1973 Chilean coup d'état
The Chilean coup d'état of 1973 was a watershed event in the history of Chile and the Cold War. Historians and partisans alike have wrangled over its implications ever since.
On September 11, 1973, less than two months after the first failed coup attempt (Tanquetazo), and less than a month after the Chamber of Deputies, where the Opposition held a majority, condemned Allende's alleged breaches of the constitution, the Chilean military overthrew president Salvador Allende, who died during the coup. US intervention in Chilean politics and support to opponents of Allende, including support for an assassination, has been documented by the declassification in 1998 of documents concerning the Project FUBELT operations, although its exact nature is still controversial. General Augusto Pinochet took over and established an anti-communist military dictatorship which lasted until 1990.

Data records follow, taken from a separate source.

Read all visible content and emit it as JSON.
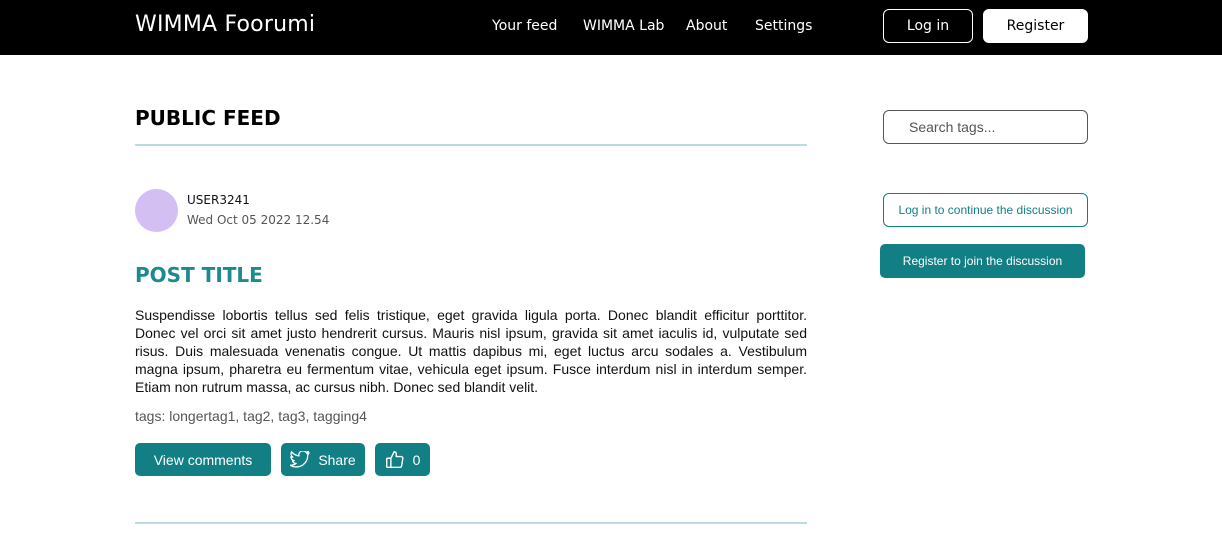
{
  "header": {
    "brand": "WIMMA Foorumi",
    "nav": [
      {
        "label": "Your feed"
      },
      {
        "label": "WIMMA Lab"
      },
      {
        "label": "About"
      },
      {
        "label": "Settings"
      }
    ],
    "login_label": "Log in",
    "register_label": "Register"
  },
  "feed": {
    "title": "PUBLIC FEED",
    "post": {
      "username": "USER3241",
      "timestamp": "Wed Oct 05 2022 12.54",
      "title": "POST TITLE",
      "body": "Suspendisse lobortis tellus sed felis tristique, eget gravida ligula porta. Donec blandit efficitur porttitor. Donec vel orci sit amet justo hendrerit cursus. Mauris nisl ipsum, gravida sit amet iaculis id, vulputate sed risus. Duis malesuada venenatis congue. Ut mattis dapibus mi, eget luctus arcu sodales a. Vestibulum magna ipsum, pharetra eu fermentum vitae, vehicula eget ipsum. Fusce interdum nisl in interdum semper. Etiam non rutrum massa, ac cursus nibh. Donec sed blandit velit.",
      "tags": "tags: longertag1, tag2, tag3, tagging4",
      "view_comments_label": "View comments",
      "share_label": "Share",
      "like_count": "0",
      "share_icon": "twitter-bird-icon",
      "like_icon": "thumbs-up-icon"
    }
  },
  "sidebar": {
    "search_placeholder": "Search tags...",
    "login_cta": "Log in to continue the discussion",
    "register_cta": "Register to join the discussion"
  },
  "colors": {
    "accent": "#127f85",
    "post_title": "#1b8a91",
    "divider": "#b7dde0",
    "avatar": "#d4bff2",
    "header_bg": "#000000"
  }
}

It has sometimes been argued that the removal of the democratically-elected socialist Allende by the US-backed Pinochet, among other factors, led the Soviet Union to partially step away from détente, and pursue a more ambitious foreign policy concerning Third World influence. As such the coup may have had a considerable geopolitical impact.
On September 11, 1973, by 7:00 AM, the Navy took over Valparaíso, stationing ships and marines in strategic places throughout the central coast and closing down all radio and TV networks. The prefect of the province called Allende to inform him of the mysterious actions by the Navy. Allende immediately left for the presidential palace together with his personal bodyguards (Grupo de Amigos Personales, GAP). By 8:00 AM, the Army had silenced many TV and radio stations in Santiago, while others were bombed by the Air Force. The information that reached Allende was still very sketchy, and he was convinced the coup was by a "sector" of the Navy.
Allende and his Minister of Defense, Orlando Letelier, fruitlessly attempted to contact the leaders of the Armed Forces. Admiral Montero, the commander of the Navy and a loyalist, had had his telephone lines cut and his cars sabotaged before the coup began to ensure he did not interfere in the coup. The leadership of the Navy was transferred to second-in-command and coup-planner José Toribio Merino. Augusto Pinochet, General of the Army, and Gustavo Leigh, General of the Air Force, did not respond to Allende's phone calls. The General Director of Carabineros (uniformed police), José María Sepúlveda, and the head of the Investigations Police (plainclothed detectives), Alfredo Joignant, were the only ones who responded to Allende and went immediately to La Moneda. When Letelier arrived at the Ministry of Defense, controlled by Admiral Patricio Carvajal, he was immediately arrested: the first prisoner during the coup.
Ring some bells?